When I was twelve, we left the Alexandria for a church in Indianapolis, Calvary Tabernacle. It’s here that dad left an indelible mark. He served as an usher, taught in Sunday School, and became a board member. He was a board member for nearly 25 years and was an integral part in securing finances for multiple projects. He left a lasting impact helping Calvary Tabernacle build a new facility and assisting them secure facilities for Indiana Bible College and Calvary Christian School. When Mary and I started Life Connections he came on board and heled us secure financing for its current campus and served on the board for 15 years. In addition, Dad has supported countless missionaries and mission’s project. His impact on the world and the Kingdom of God will not be fully known and appreciated until eternity.
I would define my dad’s life in four dimensions. As mentioned above, he is an incredible businessman and a man who loves God and His Kingdom. After dad’s love for God and the Kingdom he has an incredible love for reading. His office is a small library, filled with a mirid of authors and subjects. Get an invite and you will see 50 years of National Geographic Magazines, the complete collection of Louis L’Amour westerns, a plethora of books on travel, and many biographies. Still larger, is his collection of religious writings and Bibles. Nearly every book Max Lucado has written, authors from the early 1900’s, and all types of commentaries on the Bible. Finally, dad loves to travel. He and mom have traveled the world, seeing five continents. They have been to every state in the U.S., Europe, Israel, Egypt, China, and so many other places. Add countless cruises and ports and there aren’t many places they haven’t been.

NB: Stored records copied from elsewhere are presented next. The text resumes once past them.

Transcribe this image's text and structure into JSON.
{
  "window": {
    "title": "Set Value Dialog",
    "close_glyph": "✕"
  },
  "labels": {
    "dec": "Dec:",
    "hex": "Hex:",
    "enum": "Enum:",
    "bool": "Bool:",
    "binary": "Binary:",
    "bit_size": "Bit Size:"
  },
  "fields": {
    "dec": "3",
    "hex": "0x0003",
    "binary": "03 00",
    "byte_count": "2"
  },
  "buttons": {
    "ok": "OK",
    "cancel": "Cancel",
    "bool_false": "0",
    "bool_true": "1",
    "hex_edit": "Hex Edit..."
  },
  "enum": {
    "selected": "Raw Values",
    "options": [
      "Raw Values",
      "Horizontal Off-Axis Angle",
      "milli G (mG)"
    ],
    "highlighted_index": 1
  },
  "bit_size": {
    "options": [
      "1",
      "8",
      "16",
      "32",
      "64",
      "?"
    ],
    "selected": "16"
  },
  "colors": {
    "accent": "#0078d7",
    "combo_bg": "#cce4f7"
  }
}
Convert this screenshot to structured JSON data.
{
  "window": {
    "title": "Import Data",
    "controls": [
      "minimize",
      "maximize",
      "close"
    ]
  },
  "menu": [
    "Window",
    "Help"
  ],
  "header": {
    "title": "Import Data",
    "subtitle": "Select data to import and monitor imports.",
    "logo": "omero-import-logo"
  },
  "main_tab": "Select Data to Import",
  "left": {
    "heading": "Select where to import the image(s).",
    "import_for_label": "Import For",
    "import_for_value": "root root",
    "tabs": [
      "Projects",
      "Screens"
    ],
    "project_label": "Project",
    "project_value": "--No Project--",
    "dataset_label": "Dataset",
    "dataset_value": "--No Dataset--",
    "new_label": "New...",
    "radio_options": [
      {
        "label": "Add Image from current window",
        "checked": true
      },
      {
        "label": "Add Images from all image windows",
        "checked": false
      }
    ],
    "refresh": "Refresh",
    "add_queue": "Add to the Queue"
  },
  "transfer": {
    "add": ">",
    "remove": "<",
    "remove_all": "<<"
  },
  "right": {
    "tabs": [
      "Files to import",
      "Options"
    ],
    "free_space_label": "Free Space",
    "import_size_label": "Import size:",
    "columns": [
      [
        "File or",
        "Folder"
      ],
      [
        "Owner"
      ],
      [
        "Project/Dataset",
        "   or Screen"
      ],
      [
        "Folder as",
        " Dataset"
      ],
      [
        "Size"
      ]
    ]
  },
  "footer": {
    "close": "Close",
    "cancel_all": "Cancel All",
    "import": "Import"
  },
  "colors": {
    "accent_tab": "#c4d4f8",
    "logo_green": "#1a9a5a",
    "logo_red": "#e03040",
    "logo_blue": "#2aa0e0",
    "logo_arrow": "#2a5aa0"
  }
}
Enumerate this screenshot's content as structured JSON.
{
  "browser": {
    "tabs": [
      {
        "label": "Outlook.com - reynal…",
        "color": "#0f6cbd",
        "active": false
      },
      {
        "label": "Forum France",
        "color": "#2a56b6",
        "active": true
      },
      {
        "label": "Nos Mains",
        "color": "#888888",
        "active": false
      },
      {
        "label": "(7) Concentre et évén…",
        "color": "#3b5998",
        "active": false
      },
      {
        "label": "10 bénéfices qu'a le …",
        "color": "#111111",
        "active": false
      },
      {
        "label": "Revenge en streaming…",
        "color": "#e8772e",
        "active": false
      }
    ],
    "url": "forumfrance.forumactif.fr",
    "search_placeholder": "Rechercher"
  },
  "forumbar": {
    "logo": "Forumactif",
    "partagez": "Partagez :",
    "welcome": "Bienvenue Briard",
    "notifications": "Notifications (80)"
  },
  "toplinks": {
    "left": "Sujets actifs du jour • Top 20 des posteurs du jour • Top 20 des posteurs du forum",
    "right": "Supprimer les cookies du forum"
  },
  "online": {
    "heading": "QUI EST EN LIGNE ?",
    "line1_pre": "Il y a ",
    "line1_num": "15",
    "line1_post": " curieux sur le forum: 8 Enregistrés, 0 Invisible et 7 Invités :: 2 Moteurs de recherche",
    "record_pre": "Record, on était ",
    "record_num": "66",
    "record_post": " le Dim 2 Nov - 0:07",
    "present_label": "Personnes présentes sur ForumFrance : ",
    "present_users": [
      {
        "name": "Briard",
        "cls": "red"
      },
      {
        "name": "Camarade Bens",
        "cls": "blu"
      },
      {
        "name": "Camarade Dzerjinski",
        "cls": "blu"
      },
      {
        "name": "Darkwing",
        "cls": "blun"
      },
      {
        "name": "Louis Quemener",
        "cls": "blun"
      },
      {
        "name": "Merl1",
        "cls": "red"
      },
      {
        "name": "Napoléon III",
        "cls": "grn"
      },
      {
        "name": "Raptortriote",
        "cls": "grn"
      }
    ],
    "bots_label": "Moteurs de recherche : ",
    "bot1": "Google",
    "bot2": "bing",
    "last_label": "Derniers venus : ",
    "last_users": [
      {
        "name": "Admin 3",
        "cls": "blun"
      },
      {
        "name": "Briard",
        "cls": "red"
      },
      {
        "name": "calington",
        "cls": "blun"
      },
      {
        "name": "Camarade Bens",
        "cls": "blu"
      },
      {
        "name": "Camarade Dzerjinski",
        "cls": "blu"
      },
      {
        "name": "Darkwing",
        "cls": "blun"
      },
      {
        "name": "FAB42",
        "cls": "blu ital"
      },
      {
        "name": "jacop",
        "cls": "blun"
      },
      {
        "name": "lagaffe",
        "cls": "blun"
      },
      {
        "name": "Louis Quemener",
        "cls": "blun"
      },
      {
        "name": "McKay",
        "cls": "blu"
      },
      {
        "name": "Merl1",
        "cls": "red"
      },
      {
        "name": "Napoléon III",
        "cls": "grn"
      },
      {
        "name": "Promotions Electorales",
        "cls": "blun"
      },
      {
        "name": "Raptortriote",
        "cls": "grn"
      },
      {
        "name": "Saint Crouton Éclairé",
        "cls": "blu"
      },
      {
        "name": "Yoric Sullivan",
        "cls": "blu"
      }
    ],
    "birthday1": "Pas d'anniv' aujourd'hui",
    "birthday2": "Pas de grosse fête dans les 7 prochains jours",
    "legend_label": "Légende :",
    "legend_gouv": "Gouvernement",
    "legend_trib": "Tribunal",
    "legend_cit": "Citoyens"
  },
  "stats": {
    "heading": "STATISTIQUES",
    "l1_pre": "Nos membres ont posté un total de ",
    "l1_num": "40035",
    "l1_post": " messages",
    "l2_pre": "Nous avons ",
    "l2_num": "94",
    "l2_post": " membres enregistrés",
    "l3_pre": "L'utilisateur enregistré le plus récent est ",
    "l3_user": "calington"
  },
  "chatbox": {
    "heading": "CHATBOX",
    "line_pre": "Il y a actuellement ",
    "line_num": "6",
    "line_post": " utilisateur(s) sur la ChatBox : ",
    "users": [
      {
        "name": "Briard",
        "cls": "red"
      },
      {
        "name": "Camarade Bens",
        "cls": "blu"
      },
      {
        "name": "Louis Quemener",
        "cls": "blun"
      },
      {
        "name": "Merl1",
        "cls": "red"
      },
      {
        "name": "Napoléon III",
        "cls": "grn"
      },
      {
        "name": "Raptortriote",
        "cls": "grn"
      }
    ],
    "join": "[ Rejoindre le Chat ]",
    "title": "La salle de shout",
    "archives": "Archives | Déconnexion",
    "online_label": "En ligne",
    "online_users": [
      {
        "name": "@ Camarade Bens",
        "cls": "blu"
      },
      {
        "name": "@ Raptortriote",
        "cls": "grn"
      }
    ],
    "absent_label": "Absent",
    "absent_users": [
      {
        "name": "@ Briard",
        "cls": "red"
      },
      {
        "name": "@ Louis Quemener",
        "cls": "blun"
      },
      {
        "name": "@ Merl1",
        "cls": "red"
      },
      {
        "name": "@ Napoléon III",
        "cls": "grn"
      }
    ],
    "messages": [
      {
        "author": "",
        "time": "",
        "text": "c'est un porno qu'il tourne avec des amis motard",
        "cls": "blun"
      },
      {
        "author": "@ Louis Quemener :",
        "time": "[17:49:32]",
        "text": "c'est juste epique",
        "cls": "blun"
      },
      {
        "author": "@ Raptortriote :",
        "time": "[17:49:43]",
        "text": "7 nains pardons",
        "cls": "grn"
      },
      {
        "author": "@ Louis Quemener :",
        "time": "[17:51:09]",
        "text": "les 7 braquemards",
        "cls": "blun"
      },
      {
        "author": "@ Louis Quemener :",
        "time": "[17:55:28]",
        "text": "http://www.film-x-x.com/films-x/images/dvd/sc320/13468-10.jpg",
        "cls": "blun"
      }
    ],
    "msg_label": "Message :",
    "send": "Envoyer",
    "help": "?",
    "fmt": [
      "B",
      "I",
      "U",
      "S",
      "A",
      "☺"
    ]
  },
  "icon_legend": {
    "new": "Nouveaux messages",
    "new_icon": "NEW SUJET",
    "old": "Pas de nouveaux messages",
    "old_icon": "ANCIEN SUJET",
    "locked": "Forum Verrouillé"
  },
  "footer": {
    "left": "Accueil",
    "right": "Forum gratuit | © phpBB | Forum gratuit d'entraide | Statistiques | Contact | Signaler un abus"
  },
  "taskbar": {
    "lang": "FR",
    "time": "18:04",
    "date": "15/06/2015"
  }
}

Today, December 15, 2023, we celebrate dad as he turns 80. He has lived a full and successful life. He has lived a blessed life and blessed many. He has impacted people’s lives personally, impacted his community, and impacted the world through his passionate love for God and missions. He has been a successful dad, grandfather, and now great grandfather. He has left us all with an amazing example of how to live life, to be a Christian, and has given us a legacy that will outlive him. Dad. I’m blessed to walk in your shadow and thankful that God chose me to be your son. I love you and admire you more than you will ever know. Happy 80th! May God bless you with many more healthy and prosperous years.